Cask is the new craft

It’s back to the future for cask beer, the ‘craft’ movement has always mined our brewing heritage for inspiration and now it’s the turn of cask beer to be rediscovered.

It’s back to the future for cask beer, the ‘craft’ movement has always mined our brewing heritage for inspiration and now it’s the turn of cask beer to be rediscovered.

Craft beer drinkers seem to have an insatiable appetite for new flavours and styles. The repertoire of beers on offer appears to be inexorable and yet the traditionalists have largely ignored this and stuck to the same old brews, as if they have not been invited to the party. Which is ironic if you bear in mind that craft’s most popular beer style, India Pale Ale, was first brewed almost two centuries ago – before the invention of keg as we know it.

The lament of those traditionalists has always been about the woes of cask and how craft keg reigns supreme. This differentiation is a misconception and the reality is that any brewer can play in the craft sector, it’s all about positioning – forget the ‘grandma dancing’ scenario.

The current dilemma is exemplified on visits to this year’s GBBF and LCBF. The former, with an age profile upwards of 45 and the champion of all things cask, was happily serving ‘live craft’ keg beers. For LCBF, with an age profile largely under 45 and the exponents of all things craft, cask was also readily available. In both cases, for the large part, no one seemed to notice or differentiate between the two dispense formats. In fact, the reality is that the majority of drinkers, especially the younger generation, do not appreciate the difference between keg and cask – neither do they care, they are just there for the beer.
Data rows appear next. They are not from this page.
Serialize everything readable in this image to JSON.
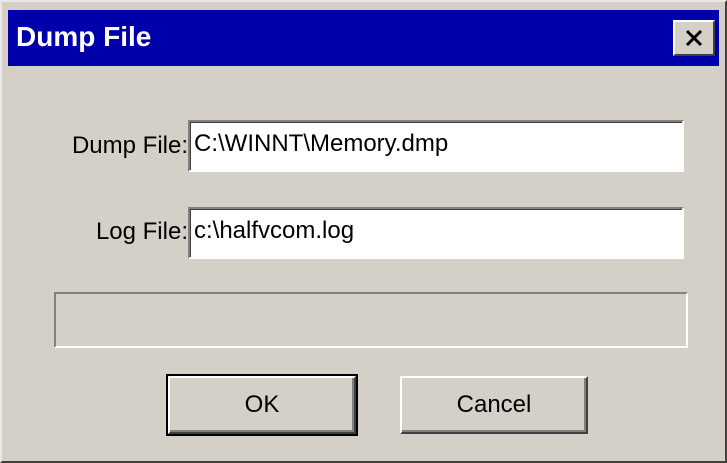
{
  "window": {
    "title": "Dump File"
  },
  "form": {
    "dump_file_label": "Dump File:",
    "dump_file_value": "C:\\WINNT\\Memory.dmp",
    "log_file_label": "Log File:",
    "log_file_value": "c:\\halfvcom.log"
  },
  "progress": {
    "fraction": 0
  },
  "buttons": {
    "ok_label": "OK",
    "cancel_label": "Cancel"
  },
  "icons": {
    "close": "close-icon"
  },
  "colors": {
    "titlebar": "#0000aa",
    "window_bg": "#d4d0c8"
  }
}
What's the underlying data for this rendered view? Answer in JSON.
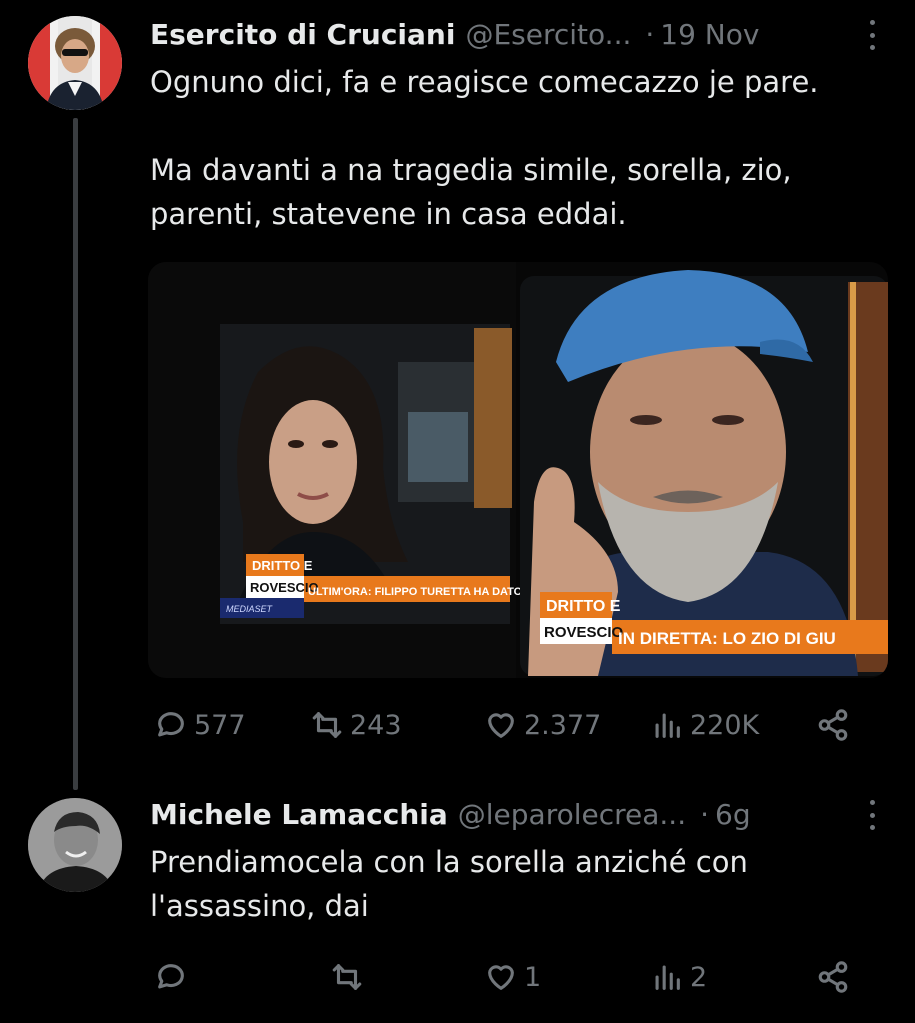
{
  "tweet1": {
    "name": "Esercito di Cruciani",
    "handle": "@Esercito...",
    "dot": "·",
    "time": "19 Nov",
    "text_line1": "Ognuno dici, fa e reagisce comecazzo je pare.",
    "text_line2": "Ma davanti a na tragedia simile, sorella, zio,",
    "text_line3": "parenti, statevene in casa eddai.",
    "media": {
      "left_banner_top": "DRITTO E",
      "left_banner_bottom": "ROVESCIO",
      "left_ticker": "ULTIM'ORA: FILIPPO TURETTA HA DATO IL CO",
      "left_network": "MEDIASET",
      "right_banner_top": "DRITTO E",
      "right_banner_bottom": "ROVESCIO",
      "right_ticker": "IN DIRETTA: LO ZIO DI GIU"
    },
    "actions": {
      "replies": "577",
      "reposts": "243",
      "likes": "2.377",
      "views": "220K"
    }
  },
  "tweet2": {
    "name": "Michele Lamacchia",
    "handle": "@leparolecrea...",
    "dot": "·",
    "time": "6g",
    "text_line1": "Prendiamocela con la sorella anziché con",
    "text_line2": "l'assassino, dai",
    "actions": {
      "replies": "",
      "reposts": "",
      "likes": "1",
      "views": "2"
    }
  },
  "colors": {
    "background": "#000000",
    "text": "#e7e9ea",
    "muted": "#71767b",
    "ticker_orange": "#e8791c"
  },
  "icons": [
    "reply-icon",
    "repost-icon",
    "like-icon",
    "views-icon",
    "share-icon",
    "more-icon"
  ]
}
Cask has as much potential relevance to craft drinkers as it does for the old-school traditionalists – brewers such as Verdant, Deya and Cloudwater (to name but a few) are proof that cask, in the right style and presentation, can appeal to a contemporary audience. Even the American craft brewers (who ‘invented’ craft beer) would love to brew cask beer, if only the bars over there were set up to serve it…

From a brand strategy perspective it is all about market segmentation and targeting, which ultimately is about the type of venue where the beer is available and the profile of the consumers it attracts – the more traditional versus the contemporary. In the world of FMCG (Fast Moving Consumer Goods) we talk about category cues and semiotics – for the on-trade craft beer and traditional cask ale form their own separate categories and each has its individual language of communication and market appeal. If you saw Timothy Taylor and Dark Star on the same bar, you would have a different expectation of each beer. It’s all about being fit for market and for brewers there is every reason for them to brew contemporary, craft cask beers alongside more traditional ales, as long as they are on market.

Cask needs to lay claim to its rightful place in the world of craft beer, it already has a foothold and the opportunity is there for the taking. It’s time to embrace the moment, if you haven’t done so already, grab those hops and other flavour ingredients and brew some shout out cask IPAs (there are over 20 different styles of IPA out there, and counting…) or whatever else takes your fancy. Just make sure you get the branding right.